**What to do**. Print the records below exactly. Omit every picture.
Start of Block
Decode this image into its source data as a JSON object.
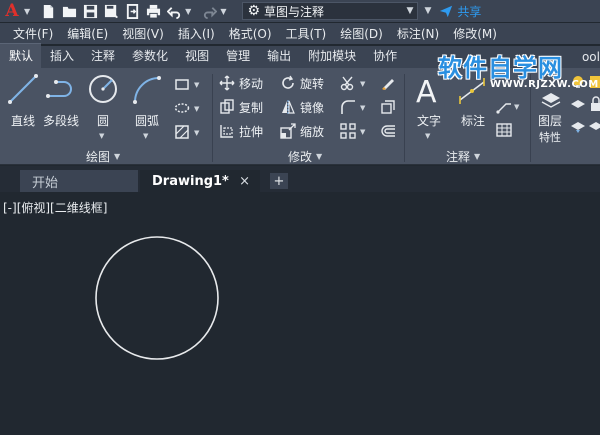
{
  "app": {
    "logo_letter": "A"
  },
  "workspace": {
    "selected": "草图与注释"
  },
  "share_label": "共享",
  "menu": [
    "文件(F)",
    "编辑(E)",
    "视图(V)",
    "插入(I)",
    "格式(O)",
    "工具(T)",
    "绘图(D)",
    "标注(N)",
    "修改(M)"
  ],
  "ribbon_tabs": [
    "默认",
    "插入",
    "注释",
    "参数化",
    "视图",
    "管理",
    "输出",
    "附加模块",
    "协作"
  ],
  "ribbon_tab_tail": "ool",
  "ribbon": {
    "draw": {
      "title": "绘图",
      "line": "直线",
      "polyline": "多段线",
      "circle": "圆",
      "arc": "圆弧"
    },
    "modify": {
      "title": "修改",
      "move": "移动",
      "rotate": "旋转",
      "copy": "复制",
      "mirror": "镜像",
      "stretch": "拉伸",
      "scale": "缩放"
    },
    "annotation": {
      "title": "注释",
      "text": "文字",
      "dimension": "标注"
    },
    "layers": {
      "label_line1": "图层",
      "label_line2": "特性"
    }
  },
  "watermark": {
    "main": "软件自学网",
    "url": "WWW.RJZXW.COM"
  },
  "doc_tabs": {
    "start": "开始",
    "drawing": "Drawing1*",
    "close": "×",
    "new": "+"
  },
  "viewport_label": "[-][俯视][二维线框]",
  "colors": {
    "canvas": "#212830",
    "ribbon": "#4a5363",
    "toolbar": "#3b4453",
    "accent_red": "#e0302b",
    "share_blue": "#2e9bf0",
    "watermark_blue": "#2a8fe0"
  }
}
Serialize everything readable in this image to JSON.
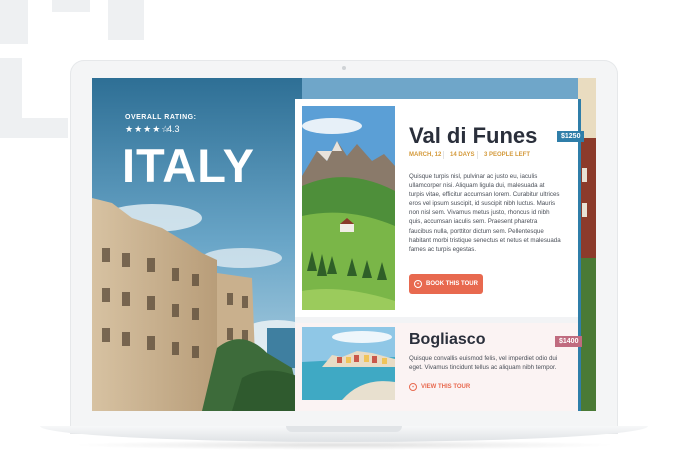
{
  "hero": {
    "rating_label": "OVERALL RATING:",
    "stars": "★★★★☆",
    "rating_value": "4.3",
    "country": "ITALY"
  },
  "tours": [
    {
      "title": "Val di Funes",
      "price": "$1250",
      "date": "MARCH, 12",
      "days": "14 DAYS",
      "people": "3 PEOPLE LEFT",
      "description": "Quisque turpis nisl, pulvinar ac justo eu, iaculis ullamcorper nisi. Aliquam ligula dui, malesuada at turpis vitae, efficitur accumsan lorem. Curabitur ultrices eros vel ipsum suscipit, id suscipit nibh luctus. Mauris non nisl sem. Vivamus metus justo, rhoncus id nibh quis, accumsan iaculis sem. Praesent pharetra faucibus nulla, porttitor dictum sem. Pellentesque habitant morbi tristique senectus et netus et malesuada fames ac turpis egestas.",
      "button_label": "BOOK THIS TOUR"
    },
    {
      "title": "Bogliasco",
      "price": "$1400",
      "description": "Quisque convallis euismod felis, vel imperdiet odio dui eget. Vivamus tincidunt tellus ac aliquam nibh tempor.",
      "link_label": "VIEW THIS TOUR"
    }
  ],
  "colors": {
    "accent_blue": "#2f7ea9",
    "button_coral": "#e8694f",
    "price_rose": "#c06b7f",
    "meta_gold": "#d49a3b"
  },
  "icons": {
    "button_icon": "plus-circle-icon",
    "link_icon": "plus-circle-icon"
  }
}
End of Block
**Task solution**.
Decode this image into its source data as a JSON object.
{
  "app": {
    "logo_letter": "A"
  },
  "workspace": {
    "selected": "草图与注释"
  },
  "share_label": "共享",
  "menu": [
    "文件(F)",
    "编辑(E)",
    "视图(V)",
    "插入(I)",
    "格式(O)",
    "工具(T)",
    "绘图(D)",
    "标注(N)",
    "修改(M)"
  ],
  "ribbon_tabs": [
    "默认",
    "插入",
    "注释",
    "参数化",
    "视图",
    "管理",
    "输出",
    "附加模块",
    "协作"
  ],
  "ribbon_tab_tail": "ool",
  "ribbon": {
    "draw": {
      "title": "绘图",
      "line": "直线",
      "polyline": "多段线",
      "circle": "圆",
      "arc": "圆弧"
    },
    "modify": {
      "title": "修改",
      "move": "移动",
      "rotate": "旋转",
      "copy": "复制",
      "mirror": "镜像",
      "stretch": "拉伸",
      "scale": "缩放"
    },
    "annotation": {
      "title": "注释",
      "text": "文字",
      "dimension": "标注"
    },
    "layers": {
      "label_line1": "图层",
      "label_line2": "特性"
    }
  },
  "watermark": {
    "main": "软件自学网",
    "url": "WWW.RJZXW.COM"
  },
  "doc_tabs": {
    "start": "开始",
    "drawing": "Drawing1*",
    "close": "×",
    "new": "+"
  },
  "viewport_label": "[-][俯视][二维线框]",
  "colors": {
    "canvas": "#212830",
    "ribbon": "#4a5363",
    "toolbar": "#3b4453",
    "accent_red": "#e0302b",
    "share_blue": "#2e9bf0",
    "watermark_blue": "#2a8fe0"
  }
}
Serialize everything readable in this image to JSON.
{
  "hero": {
    "rating_label": "OVERALL RATING:",
    "stars": "★★★★☆",
    "rating_value": "4.3",
    "country": "ITALY"
  },
  "tours": [
    {
      "title": "Val di Funes",
      "price": "$1250",
      "date": "MARCH, 12",
      "days": "14 DAYS",
      "people": "3 PEOPLE LEFT",
      "description": "Quisque turpis nisl, pulvinar ac justo eu, iaculis ullamcorper nisi. Aliquam ligula dui, malesuada at turpis vitae, efficitur accumsan lorem. Curabitur ultrices eros vel ipsum suscipit, id suscipit nibh luctus. Mauris non nisl sem. Vivamus metus justo, rhoncus id nibh quis, accumsan iaculis sem. Praesent pharetra faucibus nulla, porttitor dictum sem. Pellentesque habitant morbi tristique senectus et netus et malesuada fames ac turpis egestas.",
      "button_label": "BOOK THIS TOUR"
    },
    {
      "title": "Bogliasco",
      "price": "$1400",
      "description": "Quisque convallis euismod felis, vel imperdiet odio dui eget. Vivamus tincidunt tellus ac aliquam nibh tempor.",
      "link_label": "VIEW THIS TOUR"
    }
  ],
  "colors": {
    "accent_blue": "#2f7ea9",
    "button_coral": "#e8694f",
    "price_rose": "#c06b7f",
    "meta_gold": "#d49a3b"
  },
  "icons": {
    "button_icon": "plus-circle-icon",
    "link_icon": "plus-circle-icon"
  }
}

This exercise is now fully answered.